→ Directions
Write out every entry exactly; the pictures do not belong in the copy.

→ Data for analysis
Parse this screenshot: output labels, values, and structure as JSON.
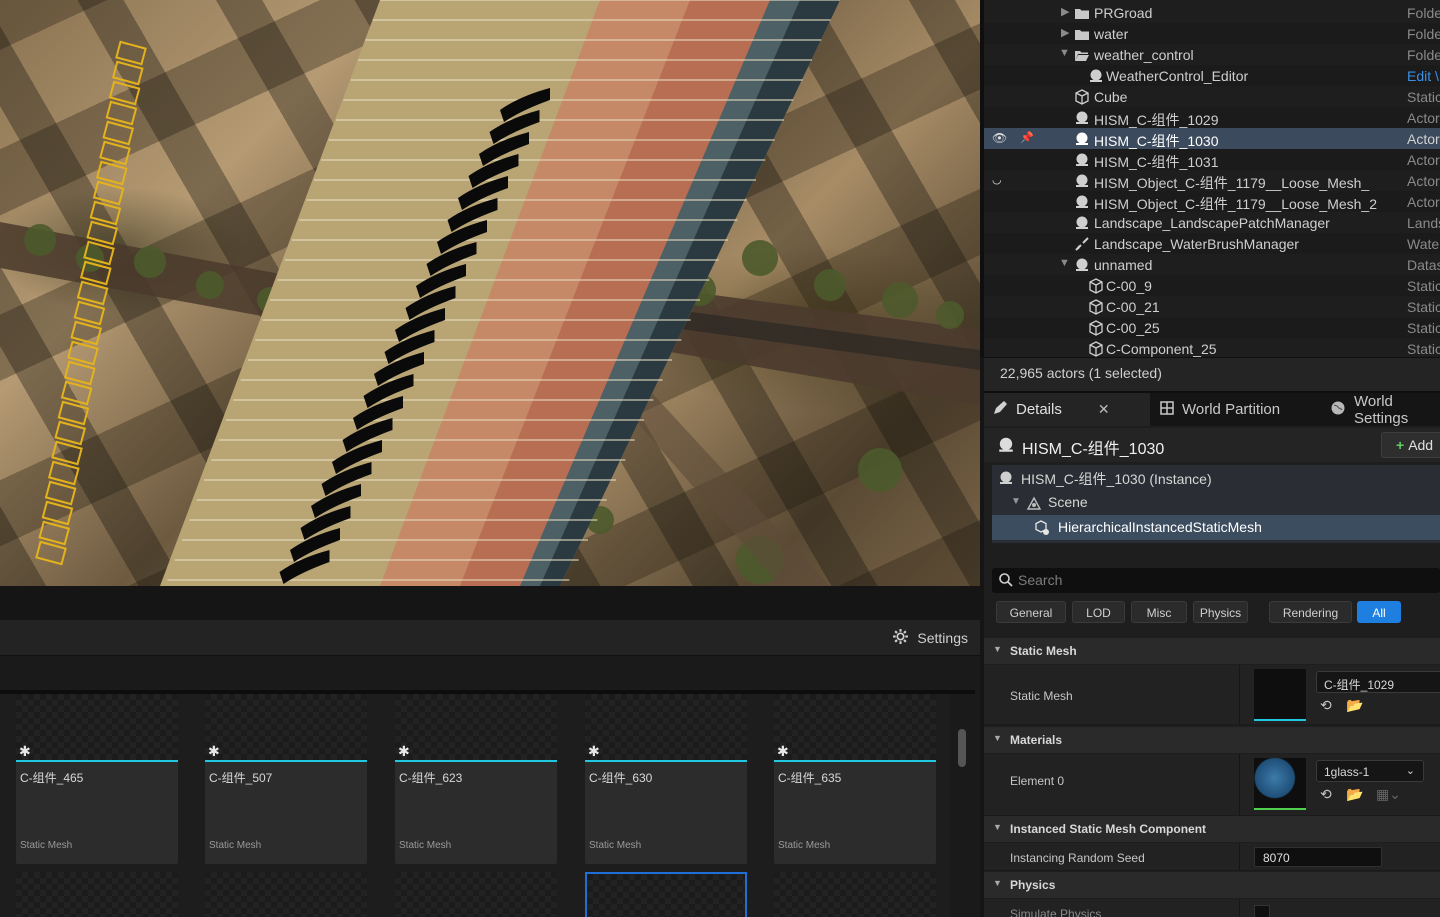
{
  "content_browser": {
    "settings_label": "Settings",
    "assets": [
      {
        "name": "C-组件_465",
        "type": "Static Mesh"
      },
      {
        "name": "C-组件_507",
        "type": "Static Mesh"
      },
      {
        "name": "C-组件_623",
        "type": "Static Mesh"
      },
      {
        "name": "C-组件_630",
        "type": "Static Mesh"
      },
      {
        "name": "C-组件_635",
        "type": "Static Mesh"
      }
    ]
  },
  "outliner": {
    "rows": [
      {
        "label": "PRGroad",
        "type": "Folde",
        "icon": "folder-icon"
      },
      {
        "label": "water",
        "type": "Folde",
        "icon": "folder-icon"
      },
      {
        "label": "weather_control",
        "type": "Folde",
        "icon": "folder-open-icon"
      },
      {
        "label": "WeatherControl_Editor",
        "type": "Edit \\",
        "icon": "actor-icon"
      },
      {
        "label": "Cube",
        "type": "Static",
        "icon": "static-mesh-icon"
      },
      {
        "label": "HISM_C-组件_1029",
        "type": "Actor",
        "icon": "actor-icon"
      },
      {
        "label": "HISM_C-组件_1030",
        "type": "Actor",
        "icon": "actor-icon"
      },
      {
        "label": "HISM_C-组件_1031",
        "type": "Actor",
        "icon": "actor-icon"
      },
      {
        "label": "HISM_Object_C-组件_1179__Loose_Mesh_",
        "type": "Actor",
        "icon": "actor-icon"
      },
      {
        "label": "HISM_Object_C-组件_1179__Loose_Mesh_2",
        "type": "Actor",
        "icon": "actor-icon"
      },
      {
        "label": "Landscape_LandscapePatchManager",
        "type": "Lands",
        "icon": "actor-icon"
      },
      {
        "label": "Landscape_WaterBrushManager",
        "type": "Wate",
        "icon": "brush-icon"
      },
      {
        "label": "unnamed",
        "type": "Datas",
        "icon": "actor-icon"
      },
      {
        "label": "C-00_9",
        "type": "Static",
        "icon": "static-mesh-icon"
      },
      {
        "label": "C-00_21",
        "type": "Static",
        "icon": "static-mesh-icon"
      },
      {
        "label": "C-00_25",
        "type": "Static",
        "icon": "static-mesh-icon"
      },
      {
        "label": "C-Component_25",
        "type": "Static",
        "icon": "static-mesh-icon"
      }
    ],
    "status": "22,965 actors (1 selected)"
  },
  "details": {
    "tabs": {
      "details": "Details",
      "world_partition": "World Partition",
      "world_settings": "World Settings"
    },
    "object_name": "HISM_C-组件_1030",
    "add_label": "Add",
    "components": {
      "instance": "HISM_C-组件_1030 (Instance)",
      "scene": "Scene",
      "hism": "HierarchicalInstancedStaticMesh"
    },
    "search_placeholder": "Search",
    "filters": [
      "General",
      "LOD",
      "Misc",
      "Physics",
      "Rendering",
      "All"
    ],
    "categories": {
      "static_mesh": "Static Mesh",
      "materials": "Materials",
      "ism": "Instanced Static Mesh Component",
      "physics": "Physics"
    },
    "props": {
      "static_mesh_label": "Static Mesh",
      "static_mesh_value": "C-组件_1029",
      "element0_label": "Element 0",
      "element0_value": "1glass-1",
      "seed_label": "Instancing Random Seed",
      "seed_value": "8070",
      "simulate_label": "Simulate Physics"
    }
  },
  "colors": {
    "accent_blue": "#1f7fe0",
    "thumb_bar": "#20c9e0",
    "selection": "#3b4a5c"
  }
}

→ Output
Parse this screenshot: output labels, values, and structure as JSON.
{
  "content_browser": {
    "settings_label": "Settings",
    "assets": [
      {
        "name": "C-组件_465",
        "type": "Static Mesh"
      },
      {
        "name": "C-组件_507",
        "type": "Static Mesh"
      },
      {
        "name": "C-组件_623",
        "type": "Static Mesh"
      },
      {
        "name": "C-组件_630",
        "type": "Static Mesh"
      },
      {
        "name": "C-组件_635",
        "type": "Static Mesh"
      }
    ]
  },
  "outliner": {
    "rows": [
      {
        "label": "PRGroad",
        "type": "Folde",
        "icon": "folder-icon"
      },
      {
        "label": "water",
        "type": "Folde",
        "icon": "folder-icon"
      },
      {
        "label": "weather_control",
        "type": "Folde",
        "icon": "folder-open-icon"
      },
      {
        "label": "WeatherControl_Editor",
        "type": "Edit \\",
        "icon": "actor-icon"
      },
      {
        "label": "Cube",
        "type": "Static",
        "icon": "static-mesh-icon"
      },
      {
        "label": "HISM_C-组件_1029",
        "type": "Actor",
        "icon": "actor-icon"
      },
      {
        "label": "HISM_C-组件_1030",
        "type": "Actor",
        "icon": "actor-icon"
      },
      {
        "label": "HISM_C-组件_1031",
        "type": "Actor",
        "icon": "actor-icon"
      },
      {
        "label": "HISM_Object_C-组件_1179__Loose_Mesh_",
        "type": "Actor",
        "icon": "actor-icon"
      },
      {
        "label": "HISM_Object_C-组件_1179__Loose_Mesh_2",
        "type": "Actor",
        "icon": "actor-icon"
      },
      {
        "label": "Landscape_LandscapePatchManager",
        "type": "Lands",
        "icon": "actor-icon"
      },
      {
        "label": "Landscape_WaterBrushManager",
        "type": "Wate",
        "icon": "brush-icon"
      },
      {
        "label": "unnamed",
        "type": "Datas",
        "icon": "actor-icon"
      },
      {
        "label": "C-00_9",
        "type": "Static",
        "icon": "static-mesh-icon"
      },
      {
        "label": "C-00_21",
        "type": "Static",
        "icon": "static-mesh-icon"
      },
      {
        "label": "C-00_25",
        "type": "Static",
        "icon": "static-mesh-icon"
      },
      {
        "label": "C-Component_25",
        "type": "Static",
        "icon": "static-mesh-icon"
      }
    ],
    "status": "22,965 actors (1 selected)"
  },
  "details": {
    "tabs": {
      "details": "Details",
      "world_partition": "World Partition",
      "world_settings": "World Settings"
    },
    "object_name": "HISM_C-组件_1030",
    "add_label": "Add",
    "components": {
      "instance": "HISM_C-组件_1030 (Instance)",
      "scene": "Scene",
      "hism": "HierarchicalInstancedStaticMesh"
    },
    "search_placeholder": "Search",
    "filters": [
      "General",
      "LOD",
      "Misc",
      "Physics",
      "Rendering",
      "All"
    ],
    "categories": {
      "static_mesh": "Static Mesh",
      "materials": "Materials",
      "ism": "Instanced Static Mesh Component",
      "physics": "Physics"
    },
    "props": {
      "static_mesh_label": "Static Mesh",
      "static_mesh_value": "C-组件_1029",
      "element0_label": "Element 0",
      "element0_value": "1glass-1",
      "seed_label": "Instancing Random Seed",
      "seed_value": "8070",
      "simulate_label": "Simulate Physics"
    }
  },
  "colors": {
    "accent_blue": "#1f7fe0",
    "thumb_bar": "#20c9e0",
    "selection": "#3b4a5c"
  }
}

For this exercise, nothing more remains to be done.